Directions: Repeat the full listing below verbatim and keep the images out.

(Provided information begins)

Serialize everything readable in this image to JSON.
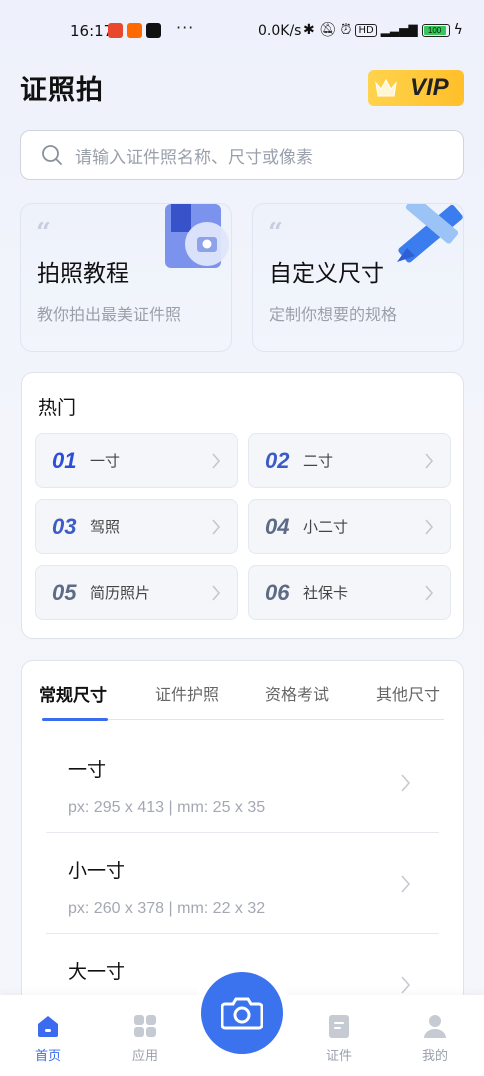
{
  "status_bar": {
    "time": "16:17",
    "more": "···",
    "speed": "0.0K/s",
    "battery": "100"
  },
  "header": {
    "title": "证照拍",
    "vip_label": "VIP"
  },
  "search": {
    "placeholder": "请输入证件照名称、尺寸或像素"
  },
  "features": [
    {
      "title": "拍照教程",
      "subtitle": "教你拍出最美证件照"
    },
    {
      "title": "自定义尺寸",
      "subtitle": "定制你想要的规格"
    }
  ],
  "hot": {
    "title": "热门",
    "items": [
      {
        "num": "01",
        "label": "一寸"
      },
      {
        "num": "02",
        "label": "二寸"
      },
      {
        "num": "03",
        "label": "驾照"
      },
      {
        "num": "04",
        "label": "小二寸"
      },
      {
        "num": "05",
        "label": "简历照片"
      },
      {
        "num": "06",
        "label": "社保卡"
      }
    ]
  },
  "size_tabs": [
    "常规尺寸",
    "证件护照",
    "资格考试",
    "其他尺寸"
  ],
  "size_list": [
    {
      "name": "一寸",
      "spec": "px: 295 x 413 | mm: 25 x 35"
    },
    {
      "name": "小一寸",
      "spec": "px: 260 x 378 | mm: 22 x 32"
    },
    {
      "name": "大一寸",
      "spec": ""
    }
  ],
  "nav": [
    {
      "label": "首页",
      "icon": "home-icon"
    },
    {
      "label": "应用",
      "icon": "grid-icon"
    },
    {
      "label": "证件",
      "icon": "document-icon"
    },
    {
      "label": "我的",
      "icon": "user-icon"
    }
  ],
  "colors": {
    "accent": "#3b6cf0",
    "vip": "#ffc93a",
    "hot_num_primary": "#2d4fd8",
    "hot_num_secondary": "#5d6b86"
  }
}
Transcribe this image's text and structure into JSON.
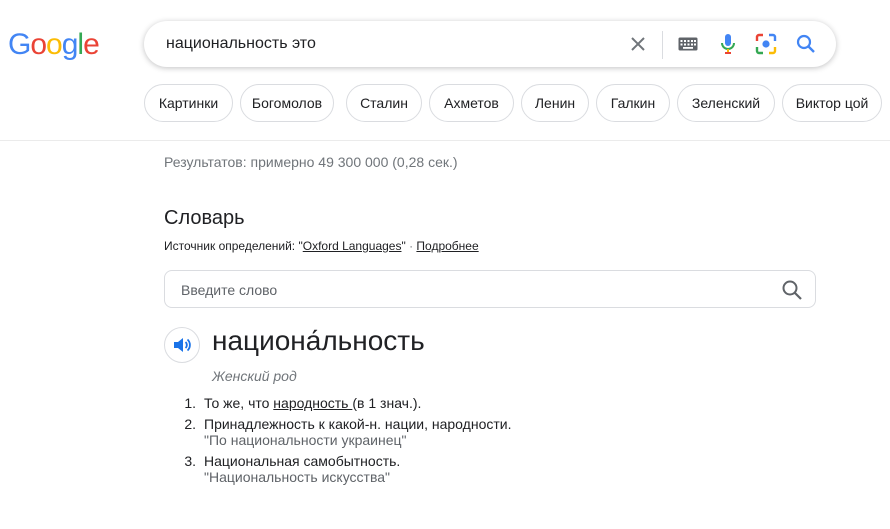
{
  "logo": {
    "letters": [
      "G",
      "o",
      "o",
      "g",
      "l",
      "e"
    ],
    "colors": [
      "#4285F4",
      "#EA4335",
      "#FBBC05",
      "#4285F4",
      "#34A853",
      "#EA4335"
    ]
  },
  "search": {
    "query": "национальность это"
  },
  "icons": {
    "clear": "close-icon",
    "keyboard": "keyboard-icon",
    "voice": "mic-icon",
    "lens": "lens-icon",
    "search": "search-icon"
  },
  "chips": [
    "Картинки",
    "Богомолов",
    "Сталин",
    "Ахметов",
    "Ленин",
    "Галкин",
    "Зеленский",
    "Виктор цой"
  ],
  "result_stats": "Результатов: примерно 49 300 000 (0,28 сек.)",
  "dictionary": {
    "title": "Словарь",
    "source_prefix": "Источник определений: \"",
    "source_link": "Oxford Languages",
    "source_suffix": "\"",
    "separator": " · ",
    "more_link": "Подробнее",
    "input_placeholder": "Введите слово",
    "headword": "национа́льность",
    "part_of_speech": "Женский род",
    "definitions": [
      {
        "num": "1.",
        "pre": "То же, что ",
        "link": "народность ",
        "post": "(в 1 знач.).",
        "example": ""
      },
      {
        "num": "2.",
        "pre": "Принадлежность к какой-н. нации, народности.",
        "link": "",
        "post": "",
        "example": "\"По национальности украинец\""
      },
      {
        "num": "3.",
        "pre": "Национальная самобытность.",
        "link": "",
        "post": "",
        "example": "\"Национальность искусства\""
      }
    ]
  }
}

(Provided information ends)

Response to the task:
Serialize everything readable in this image to JSON.
{
  "status_bar": {
    "time": "16:17",
    "more": "···",
    "speed": "0.0K/s",
    "battery": "100"
  },
  "header": {
    "title": "证照拍",
    "vip_label": "VIP"
  },
  "search": {
    "placeholder": "请输入证件照名称、尺寸或像素"
  },
  "features": [
    {
      "title": "拍照教程",
      "subtitle": "教你拍出最美证件照"
    },
    {
      "title": "自定义尺寸",
      "subtitle": "定制你想要的规格"
    }
  ],
  "hot": {
    "title": "热门",
    "items": [
      {
        "num": "01",
        "label": "一寸"
      },
      {
        "num": "02",
        "label": "二寸"
      },
      {
        "num": "03",
        "label": "驾照"
      },
      {
        "num": "04",
        "label": "小二寸"
      },
      {
        "num": "05",
        "label": "简历照片"
      },
      {
        "num": "06",
        "label": "社保卡"
      }
    ]
  },
  "size_tabs": [
    "常规尺寸",
    "证件护照",
    "资格考试",
    "其他尺寸"
  ],
  "size_list": [
    {
      "name": "一寸",
      "spec": "px: 295 x 413 | mm: 25 x 35"
    },
    {
      "name": "小一寸",
      "spec": "px: 260 x 378 | mm: 22 x 32"
    },
    {
      "name": "大一寸",
      "spec": ""
    }
  ],
  "nav": [
    {
      "label": "首页",
      "icon": "home-icon"
    },
    {
      "label": "应用",
      "icon": "grid-icon"
    },
    {
      "label": "证件",
      "icon": "document-icon"
    },
    {
      "label": "我的",
      "icon": "user-icon"
    }
  ],
  "colors": {
    "accent": "#3b6cf0",
    "vip": "#ffc93a",
    "hot_num_primary": "#2d4fd8",
    "hot_num_secondary": "#5d6b86"
  }
}
Transcribe this image's text and structure into JSON.
{
  "logo": {
    "letters": [
      "G",
      "o",
      "o",
      "g",
      "l",
      "e"
    ],
    "colors": [
      "#4285F4",
      "#EA4335",
      "#FBBC05",
      "#4285F4",
      "#34A853",
      "#EA4335"
    ]
  },
  "search": {
    "query": "национальность это"
  },
  "icons": {
    "clear": "close-icon",
    "keyboard": "keyboard-icon",
    "voice": "mic-icon",
    "lens": "lens-icon",
    "search": "search-icon"
  },
  "chips": [
    "Картинки",
    "Богомолов",
    "Сталин",
    "Ахметов",
    "Ленин",
    "Галкин",
    "Зеленский",
    "Виктор цой"
  ],
  "result_stats": "Результатов: примерно 49 300 000 (0,28 сек.)",
  "dictionary": {
    "title": "Словарь",
    "source_prefix": "Источник определений: \"",
    "source_link": "Oxford Languages",
    "source_suffix": "\"",
    "separator": " · ",
    "more_link": "Подробнее",
    "input_placeholder": "Введите слово",
    "headword": "национа́льность",
    "part_of_speech": "Женский род",
    "definitions": [
      {
        "num": "1.",
        "pre": "То же, что ",
        "link": "народность ",
        "post": "(в 1 знач.).",
        "example": ""
      },
      {
        "num": "2.",
        "pre": "Принадлежность к какой-н. нации, народности.",
        "link": "",
        "post": "",
        "example": "\"По национальности украинец\""
      },
      {
        "num": "3.",
        "pre": "Национальная самобытность.",
        "link": "",
        "post": "",
        "example": "\"Национальность искусства\""
      }
    ]
  }
}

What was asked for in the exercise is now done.